Audi Q7 review
Audi Q7 flagship 4x4 offers a sporty drive, and has few problems turning heads
The huge Audi Q7 4x4 combines space, comfort and quality with real driver appeal. In the main, its attempt to be all things to all men is a success, and there's no doubt that the car is an impressive feat of engineering. The Q7 offers offers crisp handling for an SUV, together with a well made seven-seat interior plus an enormous boot. Entry level versions are the best value for money, but sporty S line models look smarter. All variants offer Audi's quattro 4x4 system, but while the car is capable off road, its sporty chassis is far better suited to the tarmac.
Our choice: 3.0 TDI quattro
There's no doubt that the Audi Q7 looks like a premium product. Dressed up in S line trim, the Audi Q7 has no problem turning heads - thanks to its big alloy wheels, brushed metal detailing and underbody protection. Despite this, we don't think it's the prettiest car in the German firm's line-up. Its heavy flanks and bulbous nose make it look bulky.
For such a big car, the Audi Q7 feels surprisingly sporty to drive. There's very little body roll through corners, and the steering is responsive and accurate. Over undulating roads and through tight bends the car always feels stable. The only fly in the ointment is the very firm suspension, which picks up even the smallest bumps in the tarmac.
The engine range is limited to one petrol and three diesel engines, but its the entry level 3.0-litre V6 diesel that we like best, combining power and economy in equal measure. A special nod must go to the mighty 6.0-litre V12 version, which offers a staggering 0-62mph sprint of just 5.5 seconds, while still returning 25mpg.
Audi's cars are very well engineered, and the Q7 is no exception. Uneven tyre wear can blight some vehicles, and some early cars were recalled to fix the electric motor that powered the optional powered bootlid, but other than that, problems are few and far between. Safety meanwhile is a bit of a worry, as Euro NCAP only deemed it worthy of four stars, with five being pretty standard these days. As well as the car's size and tough construction, all Q7 models offer driver, passenger and side airbags.

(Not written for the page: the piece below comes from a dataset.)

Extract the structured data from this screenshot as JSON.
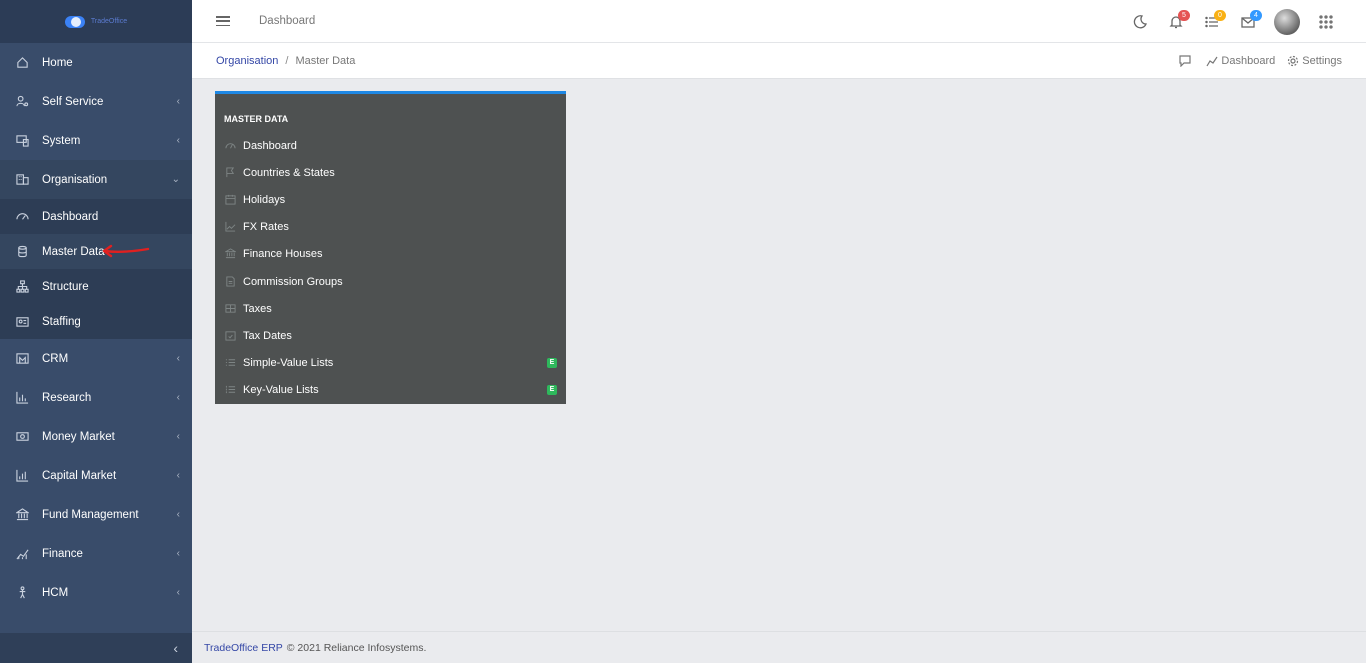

Inside, the quality of the cabin is beyond question, but the rearmost seats are difficult to access. The boot, however, is simply massive. Not even the Land Rover Discovery 4 can match the Audi's 2,040mm maximum load length. A one-piece tailgate makes stowing bulky items easy, although even with this car's air-suspension on its lowest setting, the boot floor is still 830mm off the ground! With all seven seats in place, the Audi offers a very usable 330 litres of space in the boot, but fold them flat into the floor and that figure rises to a huge 775 litres.

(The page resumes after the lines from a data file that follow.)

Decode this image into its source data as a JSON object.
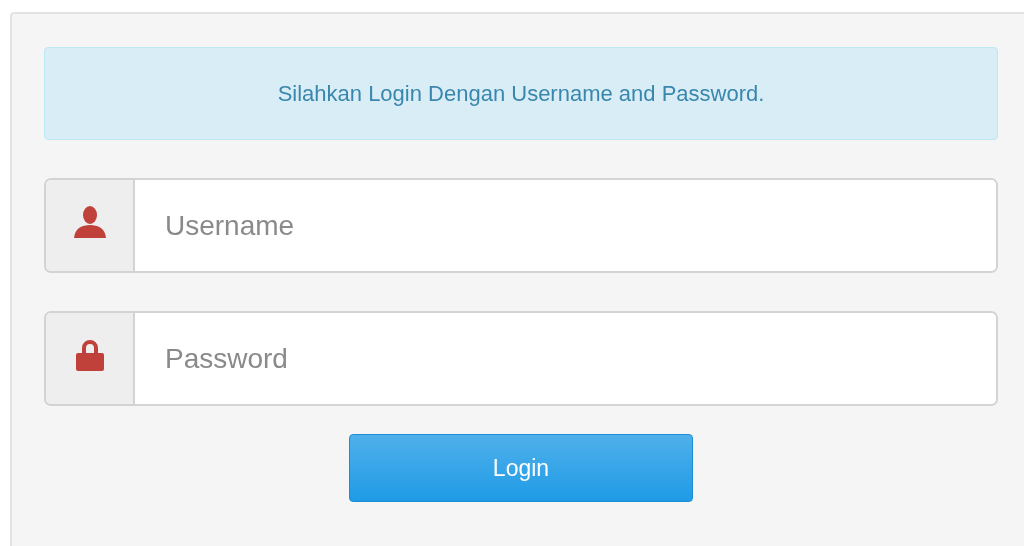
{
  "alert": {
    "text": "Silahkan Login Dengan Username and Password."
  },
  "fields": [
    {
      "kind": "user",
      "placeholder": "Username"
    },
    {
      "kind": "lock",
      "placeholder": "Password"
    }
  ],
  "button": {
    "label": "Login"
  }
}
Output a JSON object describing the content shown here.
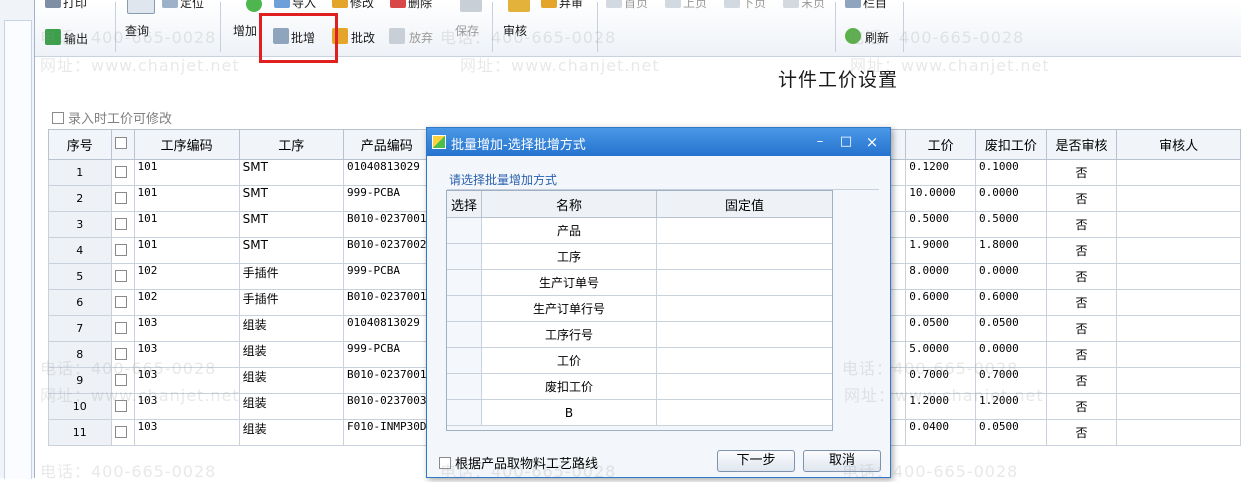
{
  "toolbar": {
    "print": "打印",
    "export": "输出",
    "query": "查询",
    "locate": "定位",
    "add": "增加",
    "import": "导入",
    "modify": "修改",
    "delete": "删除",
    "batch_add": "批增",
    "batch_modify": "批改",
    "discard": "放弃",
    "save": "保存",
    "audit": "审核",
    "unaudit": "弃审",
    "first": "首页",
    "prev": "上页",
    "next": "下页",
    "last": "末页",
    "columns": "栏目",
    "refresh": "刷新"
  },
  "page": {
    "title": "计件工价设置",
    "editable_checkbox": "录入时工价可修改"
  },
  "grid": {
    "headers": [
      "序号",
      "",
      "工序编码",
      "工序",
      "产品编码",
      "工价",
      "废扣工价",
      "是否审核",
      "审核人"
    ],
    "rows": [
      {
        "seq": "1",
        "code": "101",
        "proc": "SMT",
        "prod": "01040813029",
        "price": "0.1200",
        "scrap": "0.1000",
        "audit": "否"
      },
      {
        "seq": "2",
        "code": "101",
        "proc": "SMT",
        "prod": "999-PCBA",
        "price": "10.0000",
        "scrap": "0.0000",
        "audit": "否"
      },
      {
        "seq": "3",
        "code": "101",
        "proc": "SMT",
        "prod": "B010-0237001",
        "price": "0.5000",
        "scrap": "0.5000",
        "audit": "否"
      },
      {
        "seq": "4",
        "code": "101",
        "proc": "SMT",
        "prod": "B010-0237002",
        "price": "1.9000",
        "scrap": "1.8000",
        "audit": "否"
      },
      {
        "seq": "5",
        "code": "102",
        "proc": "手插件",
        "prod": "999-PCBA",
        "price": "8.0000",
        "scrap": "0.0000",
        "audit": "否"
      },
      {
        "seq": "6",
        "code": "102",
        "proc": "手插件",
        "prod": "B010-0237001",
        "price": "0.6000",
        "scrap": "0.6000",
        "audit": "否"
      },
      {
        "seq": "7",
        "code": "103",
        "proc": "组装",
        "prod": "01040813029",
        "price": "0.0500",
        "scrap": "0.0500",
        "audit": "否"
      },
      {
        "seq": "8",
        "code": "103",
        "proc": "组装",
        "prod": "999-PCBA",
        "price": "5.0000",
        "scrap": "0.0000",
        "audit": "否"
      },
      {
        "seq": "9",
        "code": "103",
        "proc": "组装",
        "prod": "B010-0237001",
        "price": "0.7000",
        "scrap": "0.7000",
        "audit": "否"
      },
      {
        "seq": "10",
        "code": "103",
        "proc": "组装",
        "prod": "B010-0237003",
        "price": "1.2000",
        "scrap": "1.2000",
        "audit": "否"
      },
      {
        "seq": "11",
        "code": "103",
        "proc": "组装",
        "prod": "F010-INMP30D",
        "price": "0.0400",
        "scrap": "0.0500",
        "audit": "否"
      }
    ]
  },
  "dialog": {
    "title": "批量增加-选择批增方式",
    "minimize": "–",
    "maximize": "□",
    "close": "×",
    "group_label": "请选择批量增加方式",
    "headers": [
      "选择",
      "名称",
      "固定值"
    ],
    "options": [
      "产品",
      "工序",
      "生产订单号",
      "生产订单行号",
      "工序行号",
      "工价",
      "废扣工价",
      "B"
    ],
    "route_checkbox": "根据产品取物料工艺路线",
    "next_button": "下一步",
    "cancel_button": "取消"
  },
  "watermark": {
    "phone": "电话：400-665-0028",
    "url": "网址：www.chanjet.net"
  },
  "colors": {
    "highlight": "#e02020",
    "dialog_title": "#2f78c8",
    "group_label": "#2a62b0"
  }
}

There is no Audi Q7 in the range that is particularly cheap to run. The most frugal of the bunch is the 201bhp 3.0 TDI diesel, but that still falls short of the 40mpg mark. The 3.0-litre petrol is worse, with a combined fuel economy figure of 26.4mpg. Insurance will be costly too, as will the road tax bill when you take into account CO2 emissions that range from 189g/km to 242g/km.